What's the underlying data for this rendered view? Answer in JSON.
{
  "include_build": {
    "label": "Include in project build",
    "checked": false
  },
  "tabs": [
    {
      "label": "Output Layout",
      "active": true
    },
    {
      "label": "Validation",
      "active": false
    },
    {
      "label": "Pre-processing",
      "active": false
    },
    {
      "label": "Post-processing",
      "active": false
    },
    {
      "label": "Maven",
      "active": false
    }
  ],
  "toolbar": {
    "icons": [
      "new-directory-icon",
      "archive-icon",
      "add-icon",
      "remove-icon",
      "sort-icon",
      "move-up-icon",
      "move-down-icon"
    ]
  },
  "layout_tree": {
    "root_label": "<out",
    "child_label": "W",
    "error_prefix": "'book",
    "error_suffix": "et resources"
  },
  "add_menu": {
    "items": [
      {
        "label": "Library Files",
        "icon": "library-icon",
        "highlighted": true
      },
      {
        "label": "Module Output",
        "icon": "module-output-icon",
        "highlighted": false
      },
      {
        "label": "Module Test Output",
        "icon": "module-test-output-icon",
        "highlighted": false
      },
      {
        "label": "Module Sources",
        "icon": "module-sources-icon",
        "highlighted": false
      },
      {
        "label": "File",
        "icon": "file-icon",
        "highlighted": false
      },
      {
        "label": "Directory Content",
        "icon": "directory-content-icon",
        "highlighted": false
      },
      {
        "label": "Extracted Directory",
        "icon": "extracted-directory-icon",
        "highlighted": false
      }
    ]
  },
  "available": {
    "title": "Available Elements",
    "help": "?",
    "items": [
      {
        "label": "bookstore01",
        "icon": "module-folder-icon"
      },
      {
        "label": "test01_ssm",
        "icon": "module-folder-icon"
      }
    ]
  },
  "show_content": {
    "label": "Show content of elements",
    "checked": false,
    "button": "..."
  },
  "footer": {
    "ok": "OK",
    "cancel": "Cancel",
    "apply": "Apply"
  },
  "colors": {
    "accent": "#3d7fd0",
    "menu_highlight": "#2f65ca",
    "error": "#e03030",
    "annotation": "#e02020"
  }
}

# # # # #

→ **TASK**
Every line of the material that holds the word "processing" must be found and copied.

→ **ANSWER TO THE PROBLEM**
      "label": "Pre-processing",
      "label": "Post-processing",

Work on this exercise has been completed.